> _Materials provided_:

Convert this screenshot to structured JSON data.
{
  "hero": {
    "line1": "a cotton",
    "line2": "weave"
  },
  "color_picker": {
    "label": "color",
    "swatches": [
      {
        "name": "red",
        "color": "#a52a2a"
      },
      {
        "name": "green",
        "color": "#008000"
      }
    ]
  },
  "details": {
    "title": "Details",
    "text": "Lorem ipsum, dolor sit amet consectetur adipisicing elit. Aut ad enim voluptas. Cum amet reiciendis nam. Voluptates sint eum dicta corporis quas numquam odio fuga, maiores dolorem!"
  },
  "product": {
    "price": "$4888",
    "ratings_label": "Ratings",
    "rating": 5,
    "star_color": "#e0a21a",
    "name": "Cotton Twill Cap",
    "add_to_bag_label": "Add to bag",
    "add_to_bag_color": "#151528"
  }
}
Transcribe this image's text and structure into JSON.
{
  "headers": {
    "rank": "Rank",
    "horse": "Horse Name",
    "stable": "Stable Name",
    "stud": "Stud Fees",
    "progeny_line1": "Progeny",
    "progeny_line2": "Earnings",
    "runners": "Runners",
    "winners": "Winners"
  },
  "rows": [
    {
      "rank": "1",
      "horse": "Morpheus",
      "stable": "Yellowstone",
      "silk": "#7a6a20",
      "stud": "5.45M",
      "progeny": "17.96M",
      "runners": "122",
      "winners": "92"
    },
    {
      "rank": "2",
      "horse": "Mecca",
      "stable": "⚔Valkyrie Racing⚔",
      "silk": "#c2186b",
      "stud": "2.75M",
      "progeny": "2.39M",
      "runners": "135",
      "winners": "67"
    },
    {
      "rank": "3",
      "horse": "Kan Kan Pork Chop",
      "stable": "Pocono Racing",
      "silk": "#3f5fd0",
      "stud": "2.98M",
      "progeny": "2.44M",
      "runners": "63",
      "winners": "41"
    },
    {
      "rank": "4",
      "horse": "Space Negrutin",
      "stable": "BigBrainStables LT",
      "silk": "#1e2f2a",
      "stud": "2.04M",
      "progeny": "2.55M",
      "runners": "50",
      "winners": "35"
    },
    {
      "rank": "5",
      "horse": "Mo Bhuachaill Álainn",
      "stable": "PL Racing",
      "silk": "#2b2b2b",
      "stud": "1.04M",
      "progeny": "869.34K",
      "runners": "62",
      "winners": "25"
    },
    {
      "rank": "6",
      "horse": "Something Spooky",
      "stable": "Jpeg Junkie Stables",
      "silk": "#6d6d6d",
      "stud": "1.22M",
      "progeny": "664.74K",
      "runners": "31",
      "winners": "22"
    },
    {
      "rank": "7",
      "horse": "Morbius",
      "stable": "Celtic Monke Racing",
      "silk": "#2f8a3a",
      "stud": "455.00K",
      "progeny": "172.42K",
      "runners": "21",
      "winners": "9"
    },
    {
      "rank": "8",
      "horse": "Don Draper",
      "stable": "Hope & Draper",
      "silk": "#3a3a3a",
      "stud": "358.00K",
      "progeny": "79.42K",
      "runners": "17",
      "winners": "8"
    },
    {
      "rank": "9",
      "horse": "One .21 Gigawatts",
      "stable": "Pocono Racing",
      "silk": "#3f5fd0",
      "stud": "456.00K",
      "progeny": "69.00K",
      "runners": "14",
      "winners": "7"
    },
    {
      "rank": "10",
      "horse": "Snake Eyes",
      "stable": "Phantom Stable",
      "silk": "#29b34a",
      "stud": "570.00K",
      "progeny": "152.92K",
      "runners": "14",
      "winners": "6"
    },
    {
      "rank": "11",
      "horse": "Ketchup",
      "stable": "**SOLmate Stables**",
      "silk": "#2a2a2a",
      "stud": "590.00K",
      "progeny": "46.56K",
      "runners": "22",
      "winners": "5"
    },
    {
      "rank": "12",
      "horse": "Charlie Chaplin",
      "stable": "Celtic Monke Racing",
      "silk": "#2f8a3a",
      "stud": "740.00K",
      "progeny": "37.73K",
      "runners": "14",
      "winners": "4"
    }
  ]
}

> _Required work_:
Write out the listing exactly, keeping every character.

> _Response for this exercise_:
Convert this screenshot to structured JSON data.
{
  "hero": {
    "line1": "a cotton",
    "line2": "weave"
  },
  "color_picker": {
    "label": "color",
    "swatches": [
      {
        "name": "red",
        "color": "#a52a2a"
      },
      {
        "name": "green",
        "color": "#008000"
      }
    ]
  },
  "details": {
    "title": "Details",
    "text": "Lorem ipsum, dolor sit amet consectetur adipisicing elit. Aut ad enim voluptas. Cum amet reiciendis nam. Voluptates sint eum dicta corporis quas numquam odio fuga, maiores dolorem!"
  },
  "product": {
    "price": "$4888",
    "ratings_label": "Ratings",
    "rating": 5,
    "star_color": "#e0a21a",
    "name": "Cotton Twill Cap",
    "add_to_bag_label": "Add to bag",
    "add_to_bag_color": "#151528"
  }
}
Transcribe this image's text and structure into JSON.
{
  "headers": {
    "rank": "Rank",
    "horse": "Horse Name",
    "stable": "Stable Name",
    "stud": "Stud Fees",
    "progeny_line1": "Progeny",
    "progeny_line2": "Earnings",
    "runners": "Runners",
    "winners": "Winners"
  },
  "rows": [
    {
      "rank": "1",
      "horse": "Morpheus",
      "stable": "Yellowstone",
      "silk": "#7a6a20",
      "stud": "5.45M",
      "progeny": "17.96M",
      "runners": "122",
      "winners": "92"
    },
    {
      "rank": "2",
      "horse": "Mecca",
      "stable": "⚔Valkyrie Racing⚔",
      "silk": "#c2186b",
      "stud": "2.75M",
      "progeny": "2.39M",
      "runners": "135",
      "winners": "67"
    },
    {
      "rank": "3",
      "horse": "Kan Kan Pork Chop",
      "stable": "Pocono Racing",
      "silk": "#3f5fd0",
      "stud": "2.98M",
      "progeny": "2.44M",
      "runners": "63",
      "winners": "41"
    },
    {
      "rank": "4",
      "horse": "Space Negrutin",
      "stable": "BigBrainStables LT",
      "silk": "#1e2f2a",
      "stud": "2.04M",
      "progeny": "2.55M",
      "runners": "50",
      "winners": "35"
    },
    {
      "rank": "5",
      "horse": "Mo Bhuachaill Álainn",
      "stable": "PL Racing",
      "silk": "#2b2b2b",
      "stud": "1.04M",
      "progeny": "869.34K",
      "runners": "62",
      "winners": "25"
    },
    {
      "rank": "6",
      "horse": "Something Spooky",
      "stable": "Jpeg Junkie Stables",
      "silk": "#6d6d6d",
      "stud": "1.22M",
      "progeny": "664.74K",
      "runners": "31",
      "winners": "22"
    },
    {
      "rank": "7",
      "horse": "Morbius",
      "stable": "Celtic Monke Racing",
      "silk": "#2f8a3a",
      "stud": "455.00K",
      "progeny": "172.42K",
      "runners": "21",
      "winners": "9"
    },
    {
      "rank": "8",
      "horse": "Don Draper",
      "stable": "Hope & Draper",
      "silk": "#3a3a3a",
      "stud": "358.00K",
      "progeny": "79.42K",
      "runners": "17",
      "winners": "8"
    },
    {
      "rank": "9",
      "horse": "One .21 Gigawatts",
      "stable": "Pocono Racing",
      "silk": "#3f5fd0",
      "stud": "456.00K",
      "progeny": "69.00K",
      "runners": "14",
      "winners": "7"
    },
    {
      "rank": "10",
      "horse": "Snake Eyes",
      "stable": "Phantom Stable",
      "silk": "#29b34a",
      "stud": "570.00K",
      "progeny": "152.92K",
      "runners": "14",
      "winners": "6"
    },
    {
      "rank": "11",
      "horse": "Ketchup",
      "stable": "**SOLmate Stables**",
      "silk": "#2a2a2a",
      "stud": "590.00K",
      "progeny": "46.56K",
      "runners": "22",
      "winners": "5"
    },
    {
      "rank": "12",
      "horse": "Charlie Chaplin",
      "stable": "Celtic Monke Racing",
      "silk": "#2f8a3a",
      "stud": "740.00K",
      "progeny": "37.73K",
      "runners": "14",
      "winners": "4"
    }
  ]
}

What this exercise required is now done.